Exercise prompt: From the first line to the last, print the records exactly.

Element data from apps and pages
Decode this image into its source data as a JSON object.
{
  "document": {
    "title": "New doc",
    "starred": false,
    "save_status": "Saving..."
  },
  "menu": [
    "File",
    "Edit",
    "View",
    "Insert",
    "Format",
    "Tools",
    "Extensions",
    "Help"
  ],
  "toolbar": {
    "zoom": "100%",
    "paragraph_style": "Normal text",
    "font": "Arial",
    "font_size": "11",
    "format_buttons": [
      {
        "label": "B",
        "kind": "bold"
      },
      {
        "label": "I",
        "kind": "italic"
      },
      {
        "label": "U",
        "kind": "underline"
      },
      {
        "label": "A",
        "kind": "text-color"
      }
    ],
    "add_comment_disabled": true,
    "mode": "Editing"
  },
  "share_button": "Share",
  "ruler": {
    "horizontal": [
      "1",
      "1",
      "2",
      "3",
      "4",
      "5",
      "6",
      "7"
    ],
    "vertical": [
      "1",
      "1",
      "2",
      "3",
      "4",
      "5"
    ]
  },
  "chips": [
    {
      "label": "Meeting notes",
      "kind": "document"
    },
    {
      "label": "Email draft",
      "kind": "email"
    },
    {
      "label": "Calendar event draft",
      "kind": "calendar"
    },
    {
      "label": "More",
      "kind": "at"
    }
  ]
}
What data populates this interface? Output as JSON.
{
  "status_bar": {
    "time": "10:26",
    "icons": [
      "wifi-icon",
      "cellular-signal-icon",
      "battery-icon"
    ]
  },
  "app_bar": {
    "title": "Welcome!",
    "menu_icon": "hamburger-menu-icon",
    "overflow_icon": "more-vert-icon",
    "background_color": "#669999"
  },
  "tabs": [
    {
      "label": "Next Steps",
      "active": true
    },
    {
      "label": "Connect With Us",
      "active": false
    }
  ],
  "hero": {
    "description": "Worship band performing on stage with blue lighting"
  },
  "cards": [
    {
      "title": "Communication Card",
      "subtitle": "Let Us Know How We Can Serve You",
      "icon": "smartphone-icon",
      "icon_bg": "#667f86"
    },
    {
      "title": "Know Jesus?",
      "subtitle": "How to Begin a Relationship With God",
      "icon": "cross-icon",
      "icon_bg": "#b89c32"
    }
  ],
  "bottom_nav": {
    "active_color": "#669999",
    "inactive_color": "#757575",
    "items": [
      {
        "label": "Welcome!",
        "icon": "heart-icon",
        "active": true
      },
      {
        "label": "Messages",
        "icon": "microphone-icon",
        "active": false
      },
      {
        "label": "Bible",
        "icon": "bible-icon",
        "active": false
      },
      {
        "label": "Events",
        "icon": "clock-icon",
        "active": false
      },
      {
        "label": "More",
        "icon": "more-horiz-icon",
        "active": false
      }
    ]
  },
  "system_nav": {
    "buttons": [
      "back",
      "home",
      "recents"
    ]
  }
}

Task answer:
Decode this image into its source data as a JSON object.
{
  "document": {
    "title": "New doc",
    "starred": false,
    "save_status": "Saving..."
  },
  "menu": [
    "File",
    "Edit",
    "View",
    "Insert",
    "Format",
    "Tools",
    "Extensions",
    "Help"
  ],
  "toolbar": {
    "zoom": "100%",
    "paragraph_style": "Normal text",
    "font": "Arial",
    "font_size": "11",
    "format_buttons": [
      {
        "label": "B",
        "kind": "bold"
      },
      {
        "label": "I",
        "kind": "italic"
      },
      {
        "label": "U",
        "kind": "underline"
      },
      {
        "label": "A",
        "kind": "text-color"
      }
    ],
    "add_comment_disabled": true,
    "mode": "Editing"
  },
  "share_button": "Share",
  "ruler": {
    "horizontal": [
      "1",
      "1",
      "2",
      "3",
      "4",
      "5",
      "6",
      "7"
    ],
    "vertical": [
      "1",
      "1",
      "2",
      "3",
      "4",
      "5"
    ]
  },
  "chips": [
    {
      "label": "Meeting notes",
      "kind": "document"
    },
    {
      "label": "Email draft",
      "kind": "email"
    },
    {
      "label": "Calendar event draft",
      "kind": "calendar"
    },
    {
      "label": "More",
      "kind": "at"
    }
  ]
}
What data populates this interface? Output as JSON.
{
  "status_bar": {
    "time": "10:26",
    "icons": [
      "wifi-icon",
      "cellular-signal-icon",
      "battery-icon"
    ]
  },
  "app_bar": {
    "title": "Welcome!",
    "menu_icon": "hamburger-menu-icon",
    "overflow_icon": "more-vert-icon",
    "background_color": "#669999"
  },
  "tabs": [
    {
      "label": "Next Steps",
      "active": true
    },
    {
      "label": "Connect With Us",
      "active": false
    }
  ],
  "hero": {
    "description": "Worship band performing on stage with blue lighting"
  },
  "cards": [
    {
      "title": "Communication Card",
      "subtitle": "Let Us Know How We Can Serve You",
      "icon": "smartphone-icon",
      "icon_bg": "#667f86"
    },
    {
      "title": "Know Jesus?",
      "subtitle": "How to Begin a Relationship With God",
      "icon": "cross-icon",
      "icon_bg": "#b89c32"
    }
  ],
  "bottom_nav": {
    "active_color": "#669999",
    "inactive_color": "#757575",
    "items": [
      {
        "label": "Welcome!",
        "icon": "heart-icon",
        "active": true
      },
      {
        "label": "Messages",
        "icon": "microphone-icon",
        "active": false
      },
      {
        "label": "Bible",
        "icon": "bible-icon",
        "active": false
      },
      {
        "label": "Events",
        "icon": "clock-icon",
        "active": false
      },
      {
        "label": "More",
        "icon": "more-horiz-icon",
        "active": false
      }
    ]
  },
  "system_nav": {
    "buttons": [
      "back",
      "home",
      "recents"
    ]
  }
}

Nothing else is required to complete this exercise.